(Interface dataset entries)

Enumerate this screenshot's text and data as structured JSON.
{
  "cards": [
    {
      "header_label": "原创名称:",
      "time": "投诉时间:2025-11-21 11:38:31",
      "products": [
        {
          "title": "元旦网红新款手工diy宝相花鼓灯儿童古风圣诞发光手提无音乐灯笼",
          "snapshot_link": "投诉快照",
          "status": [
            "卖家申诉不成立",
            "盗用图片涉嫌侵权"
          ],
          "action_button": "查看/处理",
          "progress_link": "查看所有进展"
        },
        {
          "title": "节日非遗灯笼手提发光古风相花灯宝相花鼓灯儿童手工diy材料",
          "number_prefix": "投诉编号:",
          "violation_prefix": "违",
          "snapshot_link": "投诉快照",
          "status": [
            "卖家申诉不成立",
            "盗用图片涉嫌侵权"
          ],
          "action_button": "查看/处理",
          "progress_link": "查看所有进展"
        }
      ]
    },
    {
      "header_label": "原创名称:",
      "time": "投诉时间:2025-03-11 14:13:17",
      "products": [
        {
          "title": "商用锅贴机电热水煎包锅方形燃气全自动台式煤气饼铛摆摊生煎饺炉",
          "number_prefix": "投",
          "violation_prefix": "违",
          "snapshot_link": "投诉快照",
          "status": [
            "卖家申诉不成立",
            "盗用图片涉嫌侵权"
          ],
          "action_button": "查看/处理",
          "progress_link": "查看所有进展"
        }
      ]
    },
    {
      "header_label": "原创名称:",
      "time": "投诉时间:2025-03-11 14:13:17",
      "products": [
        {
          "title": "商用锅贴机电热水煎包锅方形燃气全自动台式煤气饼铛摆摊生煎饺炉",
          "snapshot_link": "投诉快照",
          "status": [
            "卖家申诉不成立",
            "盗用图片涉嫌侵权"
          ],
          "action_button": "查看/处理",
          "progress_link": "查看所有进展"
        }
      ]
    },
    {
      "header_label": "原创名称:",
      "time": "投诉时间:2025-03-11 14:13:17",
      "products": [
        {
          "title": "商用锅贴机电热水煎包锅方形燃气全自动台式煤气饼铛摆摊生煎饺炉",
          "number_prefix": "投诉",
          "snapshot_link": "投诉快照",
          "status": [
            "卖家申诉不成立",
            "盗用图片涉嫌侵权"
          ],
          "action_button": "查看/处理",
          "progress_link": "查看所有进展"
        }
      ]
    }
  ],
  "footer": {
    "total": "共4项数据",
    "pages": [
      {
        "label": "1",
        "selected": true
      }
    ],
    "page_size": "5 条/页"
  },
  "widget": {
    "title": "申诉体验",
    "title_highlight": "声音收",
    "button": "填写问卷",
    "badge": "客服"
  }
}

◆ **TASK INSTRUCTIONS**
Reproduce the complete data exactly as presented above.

◆ **RESULT BELOW**
Enumerate this screenshot's text and data as structured JSON.
{
  "cards": [
    {
      "header_label": "原创名称:",
      "time": "投诉时间:2025-11-21 11:38:31",
      "products": [
        {
          "title": "元旦网红新款手工diy宝相花鼓灯儿童古风圣诞发光手提无音乐灯笼",
          "snapshot_link": "投诉快照",
          "status": [
            "卖家申诉不成立",
            "盗用图片涉嫌侵权"
          ],
          "action_button": "查看/处理",
          "progress_link": "查看所有进展"
        },
        {
          "title": "节日非遗灯笼手提发光古风相花灯宝相花鼓灯儿童手工diy材料",
          "number_prefix": "投诉编号:",
          "violation_prefix": "违",
          "snapshot_link": "投诉快照",
          "status": [
            "卖家申诉不成立",
            "盗用图片涉嫌侵权"
          ],
          "action_button": "查看/处理",
          "progress_link": "查看所有进展"
        }
      ]
    },
    {
      "header_label": "原创名称:",
      "time": "投诉时间:2025-03-11 14:13:17",
      "products": [
        {
          "title": "商用锅贴机电热水煎包锅方形燃气全自动台式煤气饼铛摆摊生煎饺炉",
          "number_prefix": "投",
          "violation_prefix": "违",
          "snapshot_link": "投诉快照",
          "status": [
            "卖家申诉不成立",
            "盗用图片涉嫌侵权"
          ],
          "action_button": "查看/处理",
          "progress_link": "查看所有进展"
        }
      ]
    },
    {
      "header_label": "原创名称:",
      "time": "投诉时间:2025-03-11 14:13:17",
      "products": [
        {
          "title": "商用锅贴机电热水煎包锅方形燃气全自动台式煤气饼铛摆摊生煎饺炉",
          "snapshot_link": "投诉快照",
          "status": [
            "卖家申诉不成立",
            "盗用图片涉嫌侵权"
          ],
          "action_button": "查看/处理",
          "progress_link": "查看所有进展"
        }
      ]
    },
    {
      "header_label": "原创名称:",
      "time": "投诉时间:2025-03-11 14:13:17",
      "products": [
        {
          "title": "商用锅贴机电热水煎包锅方形燃气全自动台式煤气饼铛摆摊生煎饺炉",
          "number_prefix": "投诉",
          "snapshot_link": "投诉快照",
          "status": [
            "卖家申诉不成立",
            "盗用图片涉嫌侵权"
          ],
          "action_button": "查看/处理",
          "progress_link": "查看所有进展"
        }
      ]
    }
  ],
  "footer": {
    "total": "共4项数据",
    "pages": [
      {
        "label": "1",
        "selected": true
      }
    ],
    "page_size": "5 条/页"
  },
  "widget": {
    "title": "申诉体验",
    "title_highlight": "声音收",
    "button": "填写问卷",
    "badge": "客服"
  }
}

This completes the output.